Cymraeg + COVID = ?
It may have been a sudden marriage between the pandemic and remote technology but it had an extremely positive effect on adult learners. Gwent College’s Welsh for Adults department reports that ‘moving to online learning has increased learner numbers by 25% on our weekly courses and nearly 75% on our top-up courses such as the Speaking Saturdays and the weekend courses.’
This is reflected in the volume of people learning Welsh on Duolingo – the number of new Welsh learners using the app rose by 44% in 2020, making it top in UK fastest growing languages. Indeed, in the 3-month period since October 2020, Duolingo figures for Welsh were up by 100,000 and the app has now aligned course content with the National Centre for Learning Welsh. National figures will be available after this academic year is over however figures for 2019-2020 were already 32% up on the previous year even though most of it was pre-pandemic. If these trends are anything to go by it is fair to expect another increase in national figures for 2020-21.
From an informal learning point of view, Coleg Gwent reports record figures for its conversation clubs and book clubs even though there aren’t as many of them taking place online. Accessing sessions from the comfort of your own home without having to travel means more people can take part. Learning has become more accessible. Virtual will now be a key element of provision moving forward as a combination of in-person and online will become the preferred, more effective norm.
As the facilitator of a weekly conversation club* I can vouch for the convenience of virtual sessions, even if I’d quite like to leave the house for a cappuccino and a slice of carrot cake occasionally. So, thank goodness for the adult learner sector, a marriage of convenience which turned out well.
In other positive news there was an increase of 182% in the average number of viewers of S4C’s children’s programmes since the beginning of lockdown while RhAG (Parents for Welsh Medium Education) responded to the wishes of struggling parents like myself by setting up a new website, Welsh4Parents.cymru, to gather resources in one central place to help and support the learning and using of Welsh at home.
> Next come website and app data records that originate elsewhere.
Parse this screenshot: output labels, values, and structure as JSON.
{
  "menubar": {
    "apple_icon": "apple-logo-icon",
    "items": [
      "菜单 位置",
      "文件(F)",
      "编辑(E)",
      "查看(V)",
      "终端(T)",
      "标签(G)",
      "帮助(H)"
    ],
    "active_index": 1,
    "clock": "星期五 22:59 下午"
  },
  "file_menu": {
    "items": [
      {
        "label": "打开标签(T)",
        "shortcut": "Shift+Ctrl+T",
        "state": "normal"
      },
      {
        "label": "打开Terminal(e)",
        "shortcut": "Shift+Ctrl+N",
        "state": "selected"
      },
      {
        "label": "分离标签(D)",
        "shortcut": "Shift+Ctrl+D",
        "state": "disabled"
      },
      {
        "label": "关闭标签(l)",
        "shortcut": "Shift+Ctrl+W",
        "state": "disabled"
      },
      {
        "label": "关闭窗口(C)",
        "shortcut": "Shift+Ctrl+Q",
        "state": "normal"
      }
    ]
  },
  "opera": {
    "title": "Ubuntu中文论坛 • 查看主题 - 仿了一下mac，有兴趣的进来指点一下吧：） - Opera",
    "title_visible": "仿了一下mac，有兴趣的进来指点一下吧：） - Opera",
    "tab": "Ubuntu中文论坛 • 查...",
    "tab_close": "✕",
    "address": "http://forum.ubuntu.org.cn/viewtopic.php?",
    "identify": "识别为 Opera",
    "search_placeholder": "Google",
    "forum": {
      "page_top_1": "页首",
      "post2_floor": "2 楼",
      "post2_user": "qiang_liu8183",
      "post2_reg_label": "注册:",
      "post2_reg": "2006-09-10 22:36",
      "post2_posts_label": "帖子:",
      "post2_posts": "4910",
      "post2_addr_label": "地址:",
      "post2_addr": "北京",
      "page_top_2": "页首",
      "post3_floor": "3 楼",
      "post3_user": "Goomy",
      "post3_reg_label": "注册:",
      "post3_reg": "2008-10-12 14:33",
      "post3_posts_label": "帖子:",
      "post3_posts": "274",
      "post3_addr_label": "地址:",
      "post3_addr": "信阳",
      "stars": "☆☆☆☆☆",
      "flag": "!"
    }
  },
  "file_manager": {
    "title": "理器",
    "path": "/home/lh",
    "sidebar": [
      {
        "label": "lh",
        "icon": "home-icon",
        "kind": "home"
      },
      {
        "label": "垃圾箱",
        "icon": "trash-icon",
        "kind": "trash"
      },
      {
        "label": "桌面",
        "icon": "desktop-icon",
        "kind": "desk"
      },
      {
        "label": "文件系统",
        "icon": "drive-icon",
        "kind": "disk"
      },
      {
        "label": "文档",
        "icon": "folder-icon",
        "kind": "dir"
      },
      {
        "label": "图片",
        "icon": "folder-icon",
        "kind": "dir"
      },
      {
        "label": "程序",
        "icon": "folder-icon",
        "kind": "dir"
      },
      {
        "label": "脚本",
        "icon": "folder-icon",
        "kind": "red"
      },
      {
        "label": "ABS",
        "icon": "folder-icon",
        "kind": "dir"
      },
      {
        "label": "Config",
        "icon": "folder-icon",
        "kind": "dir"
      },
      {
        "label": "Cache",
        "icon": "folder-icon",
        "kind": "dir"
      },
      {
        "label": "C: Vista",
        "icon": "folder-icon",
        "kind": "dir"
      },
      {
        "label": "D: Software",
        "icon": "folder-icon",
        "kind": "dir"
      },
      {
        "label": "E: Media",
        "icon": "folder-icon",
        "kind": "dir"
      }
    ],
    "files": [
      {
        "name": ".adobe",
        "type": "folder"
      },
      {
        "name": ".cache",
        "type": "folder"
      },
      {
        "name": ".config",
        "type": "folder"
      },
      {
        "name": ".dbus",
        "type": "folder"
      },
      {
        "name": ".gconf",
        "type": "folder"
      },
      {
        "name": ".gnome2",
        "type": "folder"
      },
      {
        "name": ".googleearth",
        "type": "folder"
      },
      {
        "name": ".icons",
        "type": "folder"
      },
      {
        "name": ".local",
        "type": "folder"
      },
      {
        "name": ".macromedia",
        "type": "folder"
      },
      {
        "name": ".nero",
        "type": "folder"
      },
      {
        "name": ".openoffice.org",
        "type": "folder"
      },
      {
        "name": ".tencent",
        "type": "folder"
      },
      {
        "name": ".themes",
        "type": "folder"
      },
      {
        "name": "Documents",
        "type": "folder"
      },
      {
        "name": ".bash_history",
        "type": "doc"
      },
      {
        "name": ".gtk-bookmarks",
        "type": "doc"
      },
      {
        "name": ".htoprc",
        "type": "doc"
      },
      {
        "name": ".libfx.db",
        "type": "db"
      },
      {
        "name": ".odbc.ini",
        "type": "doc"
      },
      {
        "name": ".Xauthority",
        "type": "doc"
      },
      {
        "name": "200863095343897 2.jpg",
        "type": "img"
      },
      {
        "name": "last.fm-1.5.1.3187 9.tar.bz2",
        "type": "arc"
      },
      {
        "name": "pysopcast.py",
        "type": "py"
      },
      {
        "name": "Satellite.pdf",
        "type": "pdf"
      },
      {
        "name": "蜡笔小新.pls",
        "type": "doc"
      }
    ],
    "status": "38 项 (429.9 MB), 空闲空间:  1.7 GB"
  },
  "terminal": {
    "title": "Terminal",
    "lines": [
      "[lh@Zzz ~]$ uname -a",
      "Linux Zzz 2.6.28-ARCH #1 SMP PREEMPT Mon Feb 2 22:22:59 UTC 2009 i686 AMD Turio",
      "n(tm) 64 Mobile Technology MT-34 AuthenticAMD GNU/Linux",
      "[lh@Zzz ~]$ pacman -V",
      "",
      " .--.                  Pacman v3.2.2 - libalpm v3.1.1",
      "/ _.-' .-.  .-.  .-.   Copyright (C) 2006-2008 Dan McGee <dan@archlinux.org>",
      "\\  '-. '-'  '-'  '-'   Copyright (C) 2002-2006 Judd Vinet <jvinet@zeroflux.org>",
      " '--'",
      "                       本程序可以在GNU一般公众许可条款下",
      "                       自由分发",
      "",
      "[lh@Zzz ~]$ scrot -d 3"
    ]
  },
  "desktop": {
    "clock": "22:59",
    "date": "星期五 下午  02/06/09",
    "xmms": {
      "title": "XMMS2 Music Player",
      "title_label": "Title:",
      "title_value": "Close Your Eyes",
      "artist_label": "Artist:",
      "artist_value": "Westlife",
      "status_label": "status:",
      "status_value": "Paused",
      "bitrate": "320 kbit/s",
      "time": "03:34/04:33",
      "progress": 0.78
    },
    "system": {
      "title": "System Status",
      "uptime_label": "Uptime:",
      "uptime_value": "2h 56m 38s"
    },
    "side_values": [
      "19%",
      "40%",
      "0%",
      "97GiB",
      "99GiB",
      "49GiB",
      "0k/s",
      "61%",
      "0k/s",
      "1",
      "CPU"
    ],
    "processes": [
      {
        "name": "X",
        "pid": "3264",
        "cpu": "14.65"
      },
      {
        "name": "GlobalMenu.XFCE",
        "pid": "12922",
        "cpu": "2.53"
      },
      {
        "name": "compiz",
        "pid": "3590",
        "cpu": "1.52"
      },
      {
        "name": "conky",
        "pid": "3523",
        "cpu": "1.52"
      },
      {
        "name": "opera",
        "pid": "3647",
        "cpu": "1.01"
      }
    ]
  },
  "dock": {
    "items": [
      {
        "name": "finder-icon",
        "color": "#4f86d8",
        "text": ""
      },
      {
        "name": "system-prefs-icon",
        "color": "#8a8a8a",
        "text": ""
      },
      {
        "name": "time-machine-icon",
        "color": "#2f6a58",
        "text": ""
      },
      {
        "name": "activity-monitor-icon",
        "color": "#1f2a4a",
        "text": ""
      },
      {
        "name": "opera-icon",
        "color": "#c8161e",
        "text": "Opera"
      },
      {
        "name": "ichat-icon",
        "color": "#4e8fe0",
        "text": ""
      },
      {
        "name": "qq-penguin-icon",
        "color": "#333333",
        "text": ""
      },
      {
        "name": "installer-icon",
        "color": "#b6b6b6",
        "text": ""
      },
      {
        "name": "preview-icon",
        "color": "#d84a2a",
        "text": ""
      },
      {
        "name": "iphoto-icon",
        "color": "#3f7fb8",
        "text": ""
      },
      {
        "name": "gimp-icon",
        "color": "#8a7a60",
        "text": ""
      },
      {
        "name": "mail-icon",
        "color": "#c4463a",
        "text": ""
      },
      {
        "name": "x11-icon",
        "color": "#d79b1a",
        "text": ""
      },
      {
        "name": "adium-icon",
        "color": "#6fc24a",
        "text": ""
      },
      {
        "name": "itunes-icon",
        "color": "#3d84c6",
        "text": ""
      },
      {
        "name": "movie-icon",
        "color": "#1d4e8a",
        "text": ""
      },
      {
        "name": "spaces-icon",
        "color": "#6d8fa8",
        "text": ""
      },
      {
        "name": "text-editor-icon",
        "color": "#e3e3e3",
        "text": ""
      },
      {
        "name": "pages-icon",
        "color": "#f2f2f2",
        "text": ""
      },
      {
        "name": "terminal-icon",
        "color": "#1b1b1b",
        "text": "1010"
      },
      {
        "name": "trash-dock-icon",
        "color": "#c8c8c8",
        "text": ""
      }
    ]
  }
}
To the difficult part: the effect of Covid19 on Welsh Medium education and on Welsh in the community.
Writing from the privileged point of view of a fluent speaker who was able to maintain the language at home throughout both lockdowns I see how difficult the pandemic must have been for children from non-Welsh speaking families. On our daily lockdown walks, I would encounter parents doing their absolute best to support their children’s Welsh Medium education while also juggling their own careers. They did an amazing job under the circumstances, but the fact remains that for children who do not have Welsh at home, the immersion provided by their school is of paramount importance to first obtaining and then maintaining linguistic fluency and competency. In some extreme cases the challenge was too great and parents transferred their children to English medium schools. A Welsh Government survey of current learners aged 16 or older at the end of 2020 received 6,088 responses, of which 15% were fluent in Welsh. Most (79%) were satisfied with the availability of Welsh medium resources but that doesn’t address the issue of how they coped with missing out on the immersive experience.
For anyone under 16 years of age in South East Wales, where most Welsh Medium pupils come from non-Welsh speaking families, the knock-on effects of lockdown were to be heard when schools re-opened in March and April. There was very little Welsh being used on the school yard and a process of recouping the language began. A few months down the line and things are slowly improving – there is more Welsh during playtimes – but one primary education professional told me it is going to take up to a year to get things back on track.
Moving away from education, but staying with our youngsters, the brutal social effects of two lockdowns have been felt in many quarters, from Welsh playgroups which feed into Cylch Meithrin nurseries to Welsh youth clubs, to Welsh language outdoor activity centres and to the Urdd Eisteddfod moving online two years on the trot, our young Welsh speakers and learners have been deprived of the chance to use Welsh in the community, during fun activities, while playing sport, and in the arts. Although Mudiad Meithrin, the Urdd and every Welsh Language Initiative organisation have done a fantastic job of moving things online it is quite simply not the same.
For us adults, who wants to be on their computer all day to then join an online social event in the evening? My local monthly Clwb Gwawr get-togethers were reduced to a socially distanced deckchair in the park affair and a virtual Christmas Special. We have missed out on countless festivals – the National Eisteddfod, music festivals, agricultural shows, all the places where Welsh could be spoken and celebrated. Ultra-local events, often the lifeblood of a community, were wiped out. My parents, now in their ‘golden years’, are not digitally connected and have been effectively cut off from all their Welsh language activities. At least they had each other to talk to?
Finally, to address the issue of people moving from urban areas to rural Welsh speaking strongholds and its effect on the housing market and by default the Welsh language. Now that’s a hefty aspect of the Covid effect. Unfortunately/ fortunately, blogs have a 1,000-word limit and I’d better stop before heading down that particular rabbit hole. Another time perhaps.
In part two of this series, we’ll be exploring how everyone in Wales can support the effort to reach a million speakers by 2050.
*Bethan’s Friday afternoon conversation club for intermediate and advanced learners ‘Siawns am Sgwrs’ can be found in Duolingo’s events section, during term time, or you can email her at: [email protected]